So they're probably my top tips at the moment, Chris.
Chris: Anything else you would like to add there, Tahnee?
Tahnee: Probably my main key is that, certainly, because there is potential for change but it can be hard to see change quickly, so persistence is really important. The more opportunity for practise that specific and meaning for you, then the more opportunity there is for ongoing recovery.
Chris: Well, thank you very much, Tahnee, and thank you for giving a bit of a boost there to EnableMe for the support and information that is available there. Now if anyone wants to find out more and speak to someone about their issues, they can call StrokeLine and speak to a health professional. That is 1800 787 653 or 1800 STROKE.
And that goes for anyone who wants to know about their specific situation. As I said, we had a lot of questions submitted and we weren't able to cover them all. So please ring StrokeLine, or in a few weeks you'll have another chance to ask some questions when we hold our online group chat on upper limb issues. So if you're an EnableMe member you'll get a notification of when that will be taking place, and you can also, of course, through EnableMe ask your question and get a response from health professionals and other stroke survivors.
And that is it for our podcast today. If you like what you've heard, please give us a good rating and review on iTunes as that helps other people find our podcast. Thanks again to our guests Rebecca Schmidt-Lachlan, Annie McCluskey, and Tahnee Winks.
Announcer: That's all for today's EnableMe podcast. You can find out more on this topic and continue the conversation, or listen to other podcasts in the series, at our website enableme.org.au.
It's free to sign up, and you can talk with thousands of other stroke survivors, carers, and supporters. We also have health professionals from Stroke Line who can answer your questions and give evidence-based advice.
The advice given here is general in nature and you should discuss your own personal needs and circumstances with your health professional. If you would like to suggest a topic or provide feedback, contact us via the website enableme.org.au.
The music in this podcast is “Signs” by stroke survivor Antonio Iannella and his band The Lion Tamers. It was recorded at Antonio's studio, which you can find out more about at www.studiofour99.org.au. This EnableMe podcast series is produced by the national Stroke Foundation in Australia with the support of Allergan.
Announcer: At Allergan, we know every stroke is different, and so is every recovery. After stroke, many people have muscle weakness and loss of movement, but you might also be experiencing tight muscles or stiffness in your arms, fingers, or legs. It's called spasticity.

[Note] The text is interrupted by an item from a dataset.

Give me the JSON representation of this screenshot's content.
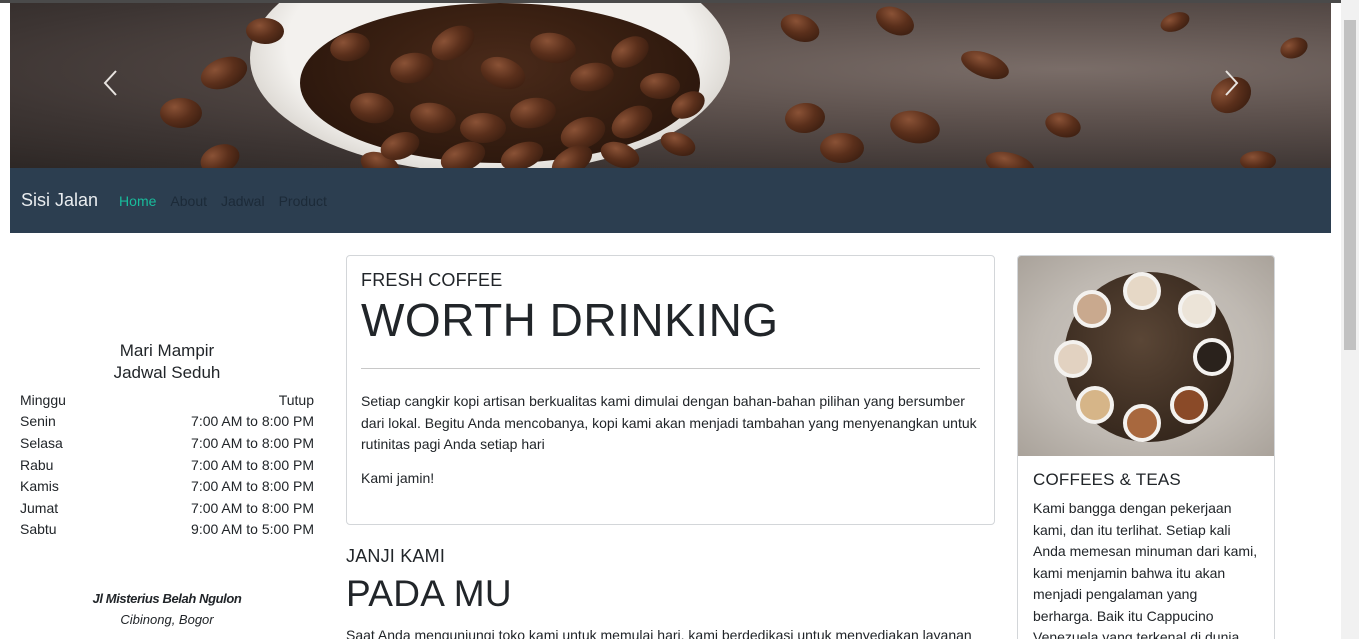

You might have muscle spasms or uncontrollable jerky movements in your arms or legs, changes in your posture, or unusual limb positions, and it can cause pain. It can be treated, though. Physiotherapy or occupational therapy can help you adapt and improve your movement. There are other possibilities, too, such as injections with botulinum toxin type-A, electrical stimulation of the muscles, electromyograph, or EMG bio feedback and muscle-relaxing medication.
What is important is to start your rehabilitation as soon as possible after a stroke, and to discuss your goals and progress with your rehabilitation team at every stage.
Allergan is proud to bring you this EnableMe podcast.